● Brief: Output all entries verbatim. Skip pictures.

● Study material:
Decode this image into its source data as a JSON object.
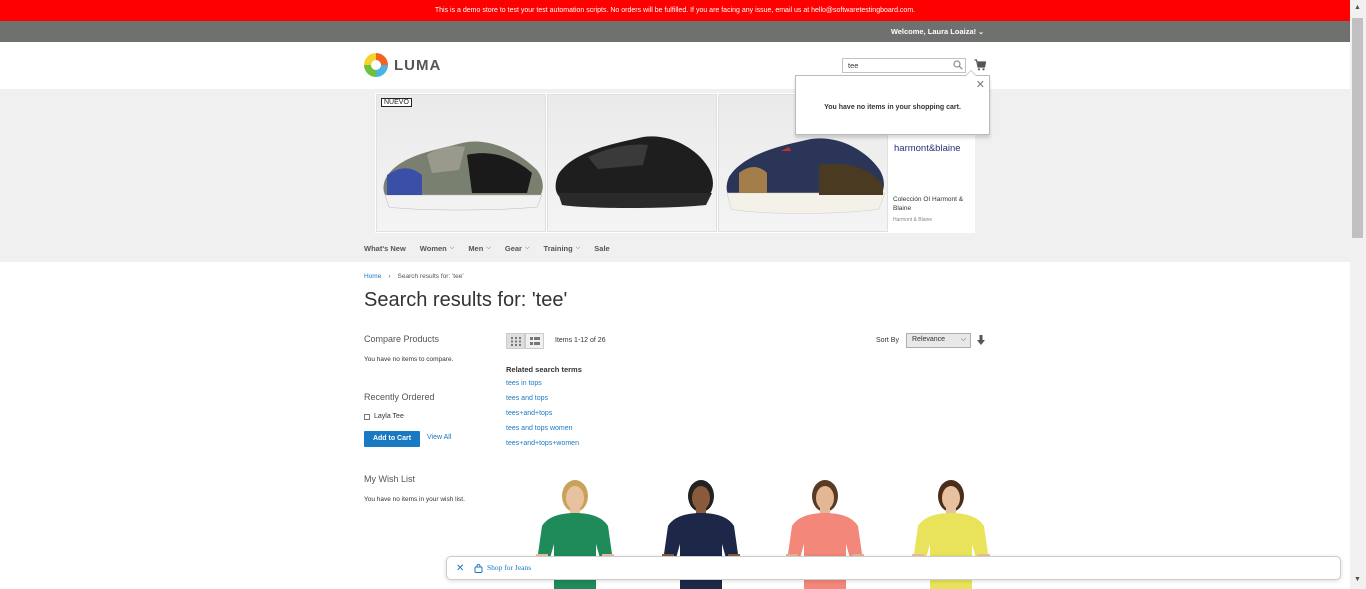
{
  "demo_notice": "This is a demo store to test your test automation scripts. No orders will be fulfilled. If you are facing any issue, email us at hello@softwaretestingboard.com.",
  "header": {
    "welcome": "Welcome, Laura Loaiza!",
    "logo_text": "LUMA",
    "search_value": "tee"
  },
  "minicart": {
    "message": "You have no items in your shopping cart."
  },
  "banner": {
    "badge": "NUEVO",
    "brand": "harmont&blaine",
    "collection": "Colección OI Harmont & Blaine",
    "brand_small": "Harmont & Blaine"
  },
  "nav": {
    "items": [
      {
        "label": "What's New",
        "has_menu": false
      },
      {
        "label": "Women",
        "has_menu": true
      },
      {
        "label": "Men",
        "has_menu": true
      },
      {
        "label": "Gear",
        "has_menu": true
      },
      {
        "label": "Training",
        "has_menu": true
      },
      {
        "label": "Sale",
        "has_menu": false
      }
    ]
  },
  "breadcrumb": {
    "home": "Home",
    "separator": "›",
    "current": "Search results for: 'tee'"
  },
  "page_title": "Search results for: 'tee'",
  "sidebar": {
    "compare_title": "Compare Products",
    "compare_empty": "You have no items to compare.",
    "recent_title": "Recently Ordered",
    "recent_item": "Layla Tee",
    "add_to_cart": "Add to Cart",
    "view_all": "View All",
    "wishlist_title": "My Wish List",
    "wishlist_empty": "You have no items in your wish list."
  },
  "toolbar": {
    "amount": "Items 1-12 of 26",
    "sort_label": "Sort By",
    "sort_value": "Relevance"
  },
  "related": {
    "title": "Related search terms",
    "terms": [
      "tees in tops",
      "tees and tops",
      "tees+and+tops",
      "tees and tops women",
      "tees+and+tops+women"
    ]
  },
  "products": [
    {
      "shirt_color": "#1f8a5a",
      "skin": "#e8c2a0",
      "hair": "#c9a25a"
    },
    {
      "shirt_color": "#1d2747",
      "skin": "#8a5a3c",
      "hair": "#222222"
    },
    {
      "shirt_color": "#f2877a",
      "skin": "#e3b694",
      "hair": "#5a3a22"
    },
    {
      "shirt_color": "#e8e35a",
      "skin": "#e8c2a0",
      "hair": "#4a2e1a"
    }
  ],
  "jeans_bar": {
    "label": "Shop for Jeans"
  },
  "colors": {
    "demo_bar": "#ff0000",
    "accent": "#1979c3"
  }
}
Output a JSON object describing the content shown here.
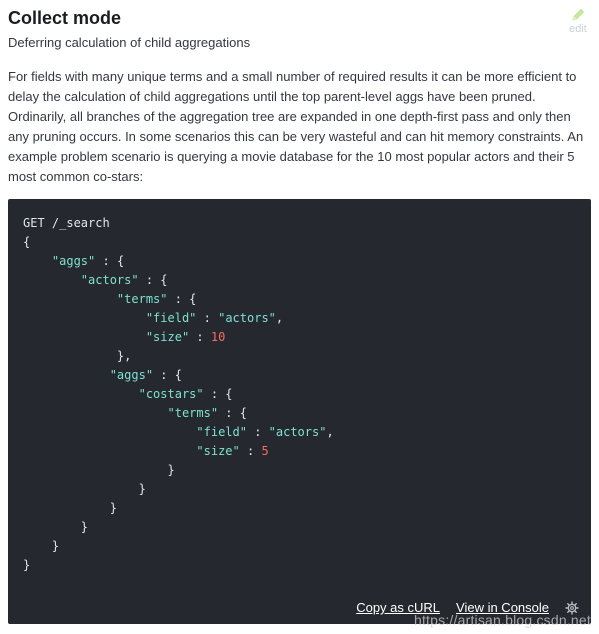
{
  "section": {
    "title": "Collect mode",
    "subtitle": "Deferring calculation of child aggregations",
    "edit_label": "edit",
    "paragraph": "For fields with many unique terms and a small number of required results it can be more efficient to delay the calculation of child aggregations until the top parent-level aggs have been pruned. Ordinarily, all branches of the aggregation tree are expanded in one depth-first pass and only then any pruning occurs. In some scenarios this can be very wasteful and can hit memory constraints. An example problem scenario is querying a movie database for the 10 most popular actors and their 5 most common co-stars:"
  },
  "code": {
    "request_line": "GET /_search",
    "keys": {
      "aggs": "\"aggs\"",
      "actors": "\"actors\"",
      "terms": "\"terms\"",
      "field": "\"field\"",
      "size": "\"size\"",
      "costars": "\"costars\""
    },
    "values": {
      "field_actors": "\"actors\"",
      "size_10": "10",
      "size_5": "5"
    }
  },
  "footer": {
    "copy_curl": "Copy as cURL",
    "view_console": "View in Console",
    "settings_icon": "gear-icon"
  },
  "watermark": "https://artisan.blog.csdn.net",
  "colors": {
    "code_bg": "#25282f",
    "key": "#7de2d1",
    "number": "#f66e5a",
    "edit": "#cbd2d9",
    "pencil": "#c7e9a0"
  }
}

● Response for this exercise:
Decode this image into its source data as a JSON object.
{
  "demo_notice": "This is a demo store to test your test automation scripts. No orders will be fulfilled. If you are facing any issue, email us at hello@softwaretestingboard.com.",
  "header": {
    "welcome": "Welcome, Laura Loaiza!",
    "logo_text": "LUMA",
    "search_value": "tee"
  },
  "minicart": {
    "message": "You have no items in your shopping cart."
  },
  "banner": {
    "badge": "NUEVO",
    "brand": "harmont&blaine",
    "collection": "Colección OI Harmont & Blaine",
    "brand_small": "Harmont & Blaine"
  },
  "nav": {
    "items": [
      {
        "label": "What's New",
        "has_menu": false
      },
      {
        "label": "Women",
        "has_menu": true
      },
      {
        "label": "Men",
        "has_menu": true
      },
      {
        "label": "Gear",
        "has_menu": true
      },
      {
        "label": "Training",
        "has_menu": true
      },
      {
        "label": "Sale",
        "has_menu": false
      }
    ]
  },
  "breadcrumb": {
    "home": "Home",
    "separator": "›",
    "current": "Search results for: 'tee'"
  },
  "page_title": "Search results for: 'tee'",
  "sidebar": {
    "compare_title": "Compare Products",
    "compare_empty": "You have no items to compare.",
    "recent_title": "Recently Ordered",
    "recent_item": "Layla Tee",
    "add_to_cart": "Add to Cart",
    "view_all": "View All",
    "wishlist_title": "My Wish List",
    "wishlist_empty": "You have no items in your wish list."
  },
  "toolbar": {
    "amount": "Items 1-12 of 26",
    "sort_label": "Sort By",
    "sort_value": "Relevance"
  },
  "related": {
    "title": "Related search terms",
    "terms": [
      "tees in tops",
      "tees and tops",
      "tees+and+tops",
      "tees and tops women",
      "tees+and+tops+women"
    ]
  },
  "products": [
    {
      "shirt_color": "#1f8a5a",
      "skin": "#e8c2a0",
      "hair": "#c9a25a"
    },
    {
      "shirt_color": "#1d2747",
      "skin": "#8a5a3c",
      "hair": "#222222"
    },
    {
      "shirt_color": "#f2877a",
      "skin": "#e3b694",
      "hair": "#5a3a22"
    },
    {
      "shirt_color": "#e8e35a",
      "skin": "#e8c2a0",
      "hair": "#4a2e1a"
    }
  ],
  "jeans_bar": {
    "label": "Shop for Jeans"
  },
  "colors": {
    "demo_bar": "#ff0000",
    "accent": "#1979c3"
  }
}
Output a JSON object describing the content shown here.
{
  "section": {
    "title": "Collect mode",
    "subtitle": "Deferring calculation of child aggregations",
    "edit_label": "edit",
    "paragraph": "For fields with many unique terms and a small number of required results it can be more efficient to delay the calculation of child aggregations until the top parent-level aggs have been pruned. Ordinarily, all branches of the aggregation tree are expanded in one depth-first pass and only then any pruning occurs. In some scenarios this can be very wasteful and can hit memory constraints. An example problem scenario is querying a movie database for the 10 most popular actors and their 5 most common co-stars:"
  },
  "code": {
    "request_line": "GET /_search",
    "keys": {
      "aggs": "\"aggs\"",
      "actors": "\"actors\"",
      "terms": "\"terms\"",
      "field": "\"field\"",
      "size": "\"size\"",
      "costars": "\"costars\""
    },
    "values": {
      "field_actors": "\"actors\"",
      "size_10": "10",
      "size_5": "5"
    }
  },
  "footer": {
    "copy_curl": "Copy as cURL",
    "view_console": "View in Console",
    "settings_icon": "gear-icon"
  },
  "watermark": "https://artisan.blog.csdn.net",
  "colors": {
    "code_bg": "#25282f",
    "key": "#7de2d1",
    "number": "#f66e5a",
    "edit": "#cbd2d9",
    "pencil": "#c7e9a0"
  }
}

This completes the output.